**What is expected:** Could the records below please be retyped exactly, with their pictures left out?

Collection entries
↓
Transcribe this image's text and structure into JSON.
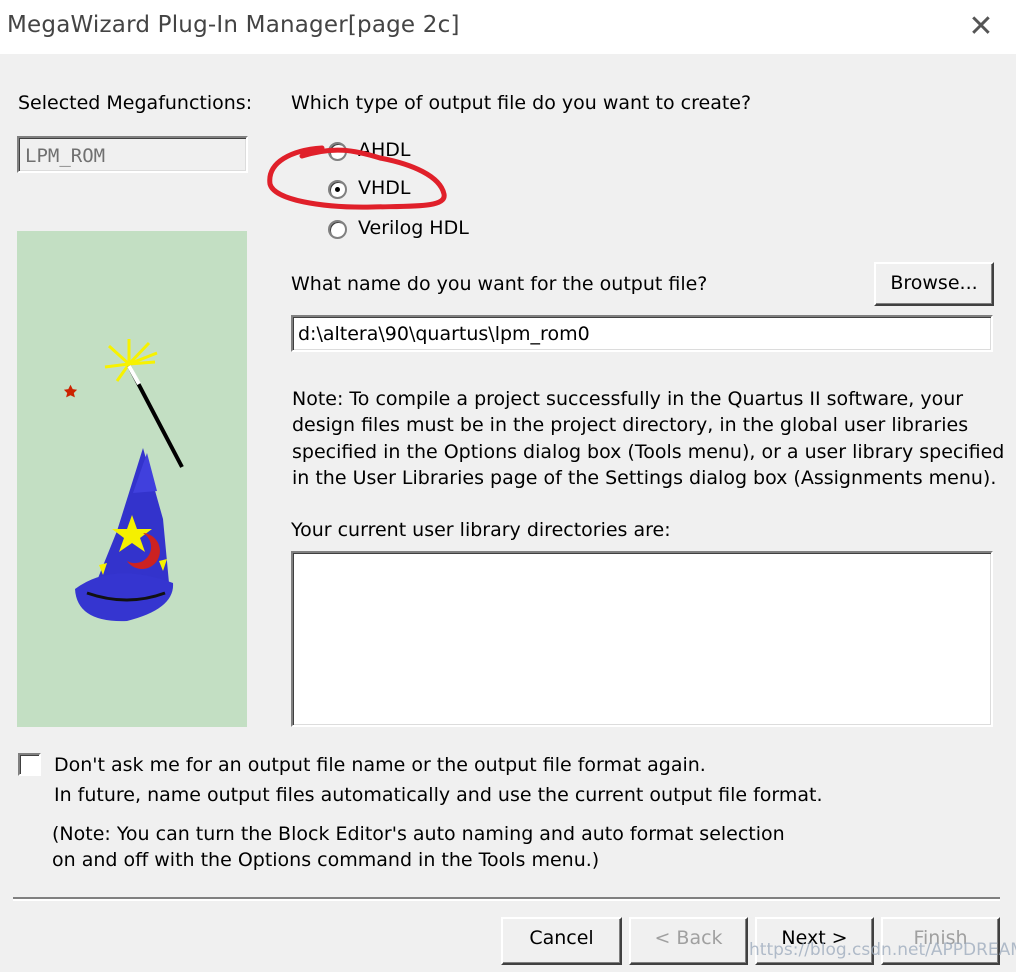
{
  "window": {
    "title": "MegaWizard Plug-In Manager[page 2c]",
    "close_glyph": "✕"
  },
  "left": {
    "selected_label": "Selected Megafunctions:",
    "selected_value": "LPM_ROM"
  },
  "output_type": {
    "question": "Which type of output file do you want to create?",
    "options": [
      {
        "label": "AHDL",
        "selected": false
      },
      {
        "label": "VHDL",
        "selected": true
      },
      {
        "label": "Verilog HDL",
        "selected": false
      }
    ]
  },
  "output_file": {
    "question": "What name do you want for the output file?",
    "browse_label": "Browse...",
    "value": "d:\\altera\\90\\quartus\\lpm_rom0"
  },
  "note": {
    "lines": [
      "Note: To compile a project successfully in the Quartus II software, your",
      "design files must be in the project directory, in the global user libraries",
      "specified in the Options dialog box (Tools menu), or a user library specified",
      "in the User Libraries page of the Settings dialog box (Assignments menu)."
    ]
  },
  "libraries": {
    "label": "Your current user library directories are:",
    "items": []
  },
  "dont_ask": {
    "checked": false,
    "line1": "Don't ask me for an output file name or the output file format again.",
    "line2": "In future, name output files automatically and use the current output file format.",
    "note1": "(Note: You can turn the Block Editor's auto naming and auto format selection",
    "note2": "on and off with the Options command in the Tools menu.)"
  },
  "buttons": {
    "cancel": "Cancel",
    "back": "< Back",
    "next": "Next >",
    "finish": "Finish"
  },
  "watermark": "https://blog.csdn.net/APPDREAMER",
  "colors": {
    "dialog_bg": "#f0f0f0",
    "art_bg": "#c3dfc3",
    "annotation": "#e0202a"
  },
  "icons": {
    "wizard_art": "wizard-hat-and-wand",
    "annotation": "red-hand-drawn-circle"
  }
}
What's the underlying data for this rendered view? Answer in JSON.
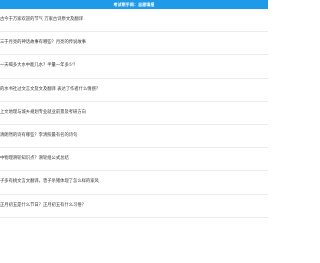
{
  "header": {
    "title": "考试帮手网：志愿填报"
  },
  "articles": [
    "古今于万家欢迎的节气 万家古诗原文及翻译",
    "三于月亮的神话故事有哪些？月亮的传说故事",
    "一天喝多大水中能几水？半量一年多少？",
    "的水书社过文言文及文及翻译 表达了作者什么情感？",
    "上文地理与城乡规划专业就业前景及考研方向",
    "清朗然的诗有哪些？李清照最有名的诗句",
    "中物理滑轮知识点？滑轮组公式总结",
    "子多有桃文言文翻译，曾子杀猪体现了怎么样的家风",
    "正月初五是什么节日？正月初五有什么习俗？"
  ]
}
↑
**Result:**
Transcribe this image's text and structure into JSON.
{
  "window": {
    "title": "MegaWizard Plug-In Manager[page 2c]",
    "close_glyph": "✕"
  },
  "left": {
    "selected_label": "Selected Megafunctions:",
    "selected_value": "LPM_ROM"
  },
  "output_type": {
    "question": "Which type of output file do you want to create?",
    "options": [
      {
        "label": "AHDL",
        "selected": false
      },
      {
        "label": "VHDL",
        "selected": true
      },
      {
        "label": "Verilog HDL",
        "selected": false
      }
    ]
  },
  "output_file": {
    "question": "What name do you want for the output file?",
    "browse_label": "Browse...",
    "value": "d:\\altera\\90\\quartus\\lpm_rom0"
  },
  "note": {
    "lines": [
      "Note: To compile a project successfully in the Quartus II software, your",
      "design files must be in the project directory, in the global user libraries",
      "specified in the Options dialog box (Tools menu), or a user library specified",
      "in the User Libraries page of the Settings dialog box (Assignments menu)."
    ]
  },
  "libraries": {
    "label": "Your current user library directories are:",
    "items": []
  },
  "dont_ask": {
    "checked": false,
    "line1": "Don't ask me for an output file name or the output file format again.",
    "line2": "In future, name output files automatically and use the current output file format.",
    "note1": "(Note: You can turn the Block Editor's auto naming and auto format selection",
    "note2": "on and off with the Options command in the Tools menu.)"
  },
  "buttons": {
    "cancel": "Cancel",
    "back": "< Back",
    "next": "Next >",
    "finish": "Finish"
  },
  "watermark": "https://blog.csdn.net/APPDREAMER",
  "colors": {
    "dialog_bg": "#f0f0f0",
    "art_bg": "#c3dfc3",
    "annotation": "#e0202a"
  },
  "icons": {
    "wizard_art": "wizard-hat-and-wand",
    "annotation": "red-hand-drawn-circle"
  }
}
What's the underlying data for this rendered view? Answer in JSON.
{
  "header": {
    "title": "考试帮手网：志愿填报"
  },
  "articles": [
    "古今于万家欢迎的节气 万家古诗原文及翻译",
    "三于月亮的神话故事有哪些？月亮的传说故事",
    "一天喝多大水中能几水？半量一年多少？",
    "的水书社过文言文及文及翻译 表达了作者什么情感？",
    "上文地理与城乡规划专业就业前景及考研方向",
    "清朗然的诗有哪些？李清照最有名的诗句",
    "中物理滑轮知识点？滑轮组公式总结",
    "子多有桃文言文翻译，曾子杀猪体现了怎么样的家风",
    "正月初五是什么节日？正月初五有什么习俗？"
  ]
}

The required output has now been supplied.